One thing that fewer people will consider is the potential for violence in hospital settings. While not as prevalent as falls or overworking your body, violence is one of the leading causes of workers’ compensation claims filed by hospital staff.
How common are injuries from violence among hospital workers?
According to the Occupational Safety and Health Administration, violence represents one of the most pressing concerns for those who work in hospital settings. Roughly 9% of worker injuries that result in time off of work in a hospital setting are the direct result of violence.
Who might be at risk for violence in a hospital?
It’s easy to see how emergency room workers might get exposed to violent individuals brought in by police or people who lose control while under the influence of drugs. However, many different parts of the hospital could face violence.
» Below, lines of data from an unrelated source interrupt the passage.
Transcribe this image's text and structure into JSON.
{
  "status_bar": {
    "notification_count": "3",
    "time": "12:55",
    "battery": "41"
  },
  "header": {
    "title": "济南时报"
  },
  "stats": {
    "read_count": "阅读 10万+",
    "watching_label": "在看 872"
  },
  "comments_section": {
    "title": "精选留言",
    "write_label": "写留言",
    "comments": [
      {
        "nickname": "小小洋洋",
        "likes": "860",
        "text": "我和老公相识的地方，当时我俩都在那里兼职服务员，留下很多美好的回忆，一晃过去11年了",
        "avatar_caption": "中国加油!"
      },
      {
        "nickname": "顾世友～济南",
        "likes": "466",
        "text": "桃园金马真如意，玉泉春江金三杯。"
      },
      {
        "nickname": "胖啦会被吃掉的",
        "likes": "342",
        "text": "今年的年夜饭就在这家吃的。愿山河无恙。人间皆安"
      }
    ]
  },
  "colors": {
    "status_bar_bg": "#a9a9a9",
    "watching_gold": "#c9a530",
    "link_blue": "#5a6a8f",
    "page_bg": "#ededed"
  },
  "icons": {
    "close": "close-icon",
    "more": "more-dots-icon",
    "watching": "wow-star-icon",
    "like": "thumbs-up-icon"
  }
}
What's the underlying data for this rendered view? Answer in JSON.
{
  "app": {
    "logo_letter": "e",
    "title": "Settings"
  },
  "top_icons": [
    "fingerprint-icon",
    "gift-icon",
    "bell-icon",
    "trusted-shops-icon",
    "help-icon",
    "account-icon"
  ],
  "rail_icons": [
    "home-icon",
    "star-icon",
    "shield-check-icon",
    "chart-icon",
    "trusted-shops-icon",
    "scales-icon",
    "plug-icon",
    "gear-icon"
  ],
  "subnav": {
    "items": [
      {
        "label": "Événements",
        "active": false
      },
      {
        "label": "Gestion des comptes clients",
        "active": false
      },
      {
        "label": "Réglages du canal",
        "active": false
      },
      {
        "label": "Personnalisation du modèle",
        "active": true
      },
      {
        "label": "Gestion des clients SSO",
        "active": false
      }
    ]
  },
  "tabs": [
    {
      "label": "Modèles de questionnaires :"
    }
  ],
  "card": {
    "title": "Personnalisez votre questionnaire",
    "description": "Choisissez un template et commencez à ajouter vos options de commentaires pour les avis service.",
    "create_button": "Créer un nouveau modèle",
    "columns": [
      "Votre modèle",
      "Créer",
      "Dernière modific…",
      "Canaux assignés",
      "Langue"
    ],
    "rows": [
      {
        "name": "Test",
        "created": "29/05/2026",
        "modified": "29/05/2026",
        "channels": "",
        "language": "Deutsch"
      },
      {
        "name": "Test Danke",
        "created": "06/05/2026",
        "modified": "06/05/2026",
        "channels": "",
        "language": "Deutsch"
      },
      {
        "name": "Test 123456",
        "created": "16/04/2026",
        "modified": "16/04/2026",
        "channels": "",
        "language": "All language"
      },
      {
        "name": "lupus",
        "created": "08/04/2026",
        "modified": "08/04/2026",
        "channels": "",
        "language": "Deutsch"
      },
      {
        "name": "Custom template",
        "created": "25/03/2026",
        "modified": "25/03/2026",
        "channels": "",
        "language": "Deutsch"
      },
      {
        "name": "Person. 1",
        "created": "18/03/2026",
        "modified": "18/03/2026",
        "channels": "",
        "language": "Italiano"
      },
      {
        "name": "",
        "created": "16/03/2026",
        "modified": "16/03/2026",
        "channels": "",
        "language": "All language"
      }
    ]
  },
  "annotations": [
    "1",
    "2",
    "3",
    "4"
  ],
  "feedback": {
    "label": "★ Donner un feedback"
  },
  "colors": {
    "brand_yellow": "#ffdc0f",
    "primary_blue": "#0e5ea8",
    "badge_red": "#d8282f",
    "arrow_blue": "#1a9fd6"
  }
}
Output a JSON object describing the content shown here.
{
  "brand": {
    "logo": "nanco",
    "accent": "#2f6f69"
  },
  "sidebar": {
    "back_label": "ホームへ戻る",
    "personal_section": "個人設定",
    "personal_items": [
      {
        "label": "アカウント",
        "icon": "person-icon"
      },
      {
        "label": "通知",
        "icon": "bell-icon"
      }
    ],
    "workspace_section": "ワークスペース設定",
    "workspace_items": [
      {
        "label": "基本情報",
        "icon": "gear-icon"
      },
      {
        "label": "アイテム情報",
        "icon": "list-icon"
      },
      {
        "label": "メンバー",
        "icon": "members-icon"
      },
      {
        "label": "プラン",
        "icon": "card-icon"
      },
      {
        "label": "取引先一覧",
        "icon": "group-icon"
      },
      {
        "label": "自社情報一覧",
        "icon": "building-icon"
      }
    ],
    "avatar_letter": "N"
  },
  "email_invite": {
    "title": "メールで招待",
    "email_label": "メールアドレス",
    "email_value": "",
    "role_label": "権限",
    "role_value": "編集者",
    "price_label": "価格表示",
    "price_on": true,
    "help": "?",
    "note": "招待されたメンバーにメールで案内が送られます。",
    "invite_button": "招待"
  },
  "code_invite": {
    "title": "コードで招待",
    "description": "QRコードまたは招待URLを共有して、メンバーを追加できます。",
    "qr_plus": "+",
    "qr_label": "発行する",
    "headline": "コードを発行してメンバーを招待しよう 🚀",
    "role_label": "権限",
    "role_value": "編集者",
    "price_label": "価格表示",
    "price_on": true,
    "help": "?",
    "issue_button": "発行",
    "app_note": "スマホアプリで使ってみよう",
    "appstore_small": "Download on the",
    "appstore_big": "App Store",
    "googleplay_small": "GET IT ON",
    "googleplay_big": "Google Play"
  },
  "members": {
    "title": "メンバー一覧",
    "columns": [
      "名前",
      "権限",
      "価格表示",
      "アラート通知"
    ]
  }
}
Those who work with people who have cognitive issues, such as the elderly or those with brain tumors, could experience dementia-related violence from patients. Those working in any part of a hospital who provide care to an inmate or someone subject to arrest upon discharge could get attacked. It’s even possible for a disgruntled former spouse to commit a violent act in a maternity ward because they want access when the woman giving birth doesn’t want them there.
Workers who get hurt in hospital settings have the same rights to compensation as workers and other fields, although they will likely benefit from getting help with what can be a difficult process.